Section 377 based on Britain's Buggery Act of 1533: SC
The Supreme Court, which unanimously struck down part of the British-era law that criminalized gay sex, has traced the history of the 158-year-old provision in its judgment back to the reign of King Henry VIII in 1533. Justices Nariman and Chandrachud, in their separate concurring judgments, dealt in detail about the evolution of Section 377 as it exists in the present form. Here's more.
Gay sex legal in India
A five-judge constitution bench comprising Chief Justice Dipak Misra, Justices RF Nariman, AM Khanwilkar, DY Chandrachud, and Indu Malhotra said that the Section 377 of the Indian Penal Code (IPC) violated the constitutional right to equality and dignity.
Tracing the history of Section 377 of IPC
Justice Nariman said Section 377 was modeled on Britain's Buggery Act of 1533 which was brought in by the then King Henry VIII which prohibited "the detestable and abominable offense" of buggery (anal intercourse) committed with mankind or beast. The word "buggery" is derived from the old French word 'bougre' and was taken to mean anal intercourse, Justice Chandrachud said in his judgment.
Henry VIII made the offense of buggery punishable by death
"The Buggery Act, 1533, which was enacted by Henry VIII, made the offense of buggery punishable by death and continued to exist for nearly 300 years before it was repealed and replaced by the Offenses against the Person Act, 1828," Justice Chandrachud said. "Buggery, however, remained a capital offense in England until 1861, one year after the enactment of the IPC," he said.

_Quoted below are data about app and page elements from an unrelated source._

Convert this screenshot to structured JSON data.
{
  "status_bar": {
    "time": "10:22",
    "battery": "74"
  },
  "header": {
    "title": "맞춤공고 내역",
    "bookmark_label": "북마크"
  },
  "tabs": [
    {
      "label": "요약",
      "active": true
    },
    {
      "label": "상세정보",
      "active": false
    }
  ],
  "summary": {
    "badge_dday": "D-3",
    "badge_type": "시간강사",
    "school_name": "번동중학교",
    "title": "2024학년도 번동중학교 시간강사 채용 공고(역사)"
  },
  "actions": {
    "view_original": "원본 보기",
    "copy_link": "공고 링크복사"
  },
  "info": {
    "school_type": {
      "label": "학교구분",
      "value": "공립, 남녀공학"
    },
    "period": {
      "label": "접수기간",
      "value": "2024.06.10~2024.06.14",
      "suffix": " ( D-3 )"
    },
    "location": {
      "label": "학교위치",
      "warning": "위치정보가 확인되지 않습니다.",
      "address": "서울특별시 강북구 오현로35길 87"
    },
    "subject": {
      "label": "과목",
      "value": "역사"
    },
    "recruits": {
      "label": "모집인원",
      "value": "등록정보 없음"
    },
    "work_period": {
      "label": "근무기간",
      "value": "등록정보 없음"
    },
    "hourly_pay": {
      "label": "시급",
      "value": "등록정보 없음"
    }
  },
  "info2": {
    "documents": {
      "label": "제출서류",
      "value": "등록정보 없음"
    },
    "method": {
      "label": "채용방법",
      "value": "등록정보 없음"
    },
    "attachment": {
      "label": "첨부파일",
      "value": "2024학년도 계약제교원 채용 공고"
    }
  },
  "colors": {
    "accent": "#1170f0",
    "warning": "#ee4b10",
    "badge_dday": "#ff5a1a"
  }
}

Law against homosexuality in British colonies
Justice Chandrachud said that Section 377 was allowed to operate in Independent India as under Article 372 (1), "all laws in force prior to the commencement of the Constitution shall continue to be in force until altered or repealed." Justice Nariman said 8,921 men were indicted between 1806 and 1900 for "sodomy, gross indecency or other unnatural misdemeanors" in England and Wales.
Section 377 under the rule of East India Comany
Referring to the rule of East India Company in the country, Justice Nariman said the then Parliament had established the Indian Law Commission and in 1833, Thomas Babington Macaulay was appointed as its head. Justice Nariman wrote that Lord Macaulay's draft was different for Section 377 and he had recognized a lesser sentence for the crime of "unnatural lust" if performed with consent.
The enactment of Penal Code Draft
After several reviews of the draft, the Commission concluded that the Draft Penal Code was sufficiently complete, and, with slight modifications, fit to be acted upon, said Justice Nariman. The revised edition of the Penal Code was then forwarded to the Judges of the Supreme Court at Calcutta in 1851, and also to the Judges of the Sudder Court at Calcutta.
Committee of Peacock's draft equivalent of Section 377 for enactment
"A Council was formed with Bethune (the Legislative member of the Legislative Council of India), Chief Justice of the Supreme Court at Calcutta, Justice Buller, Justice Colvile, Sir Barnes Peacock as members to review the Penal Code," Justice Nariman wrote his 96-page judgment. It was the Committee of Peacock which finally sent the draft equivalent of Section 377 for enactment, said Justice Nariman.
Indian Penal Code
After 25 years of revision, IPC entered into force on January 1, 1862. The IPC was the first codified criminal code in the British Empire.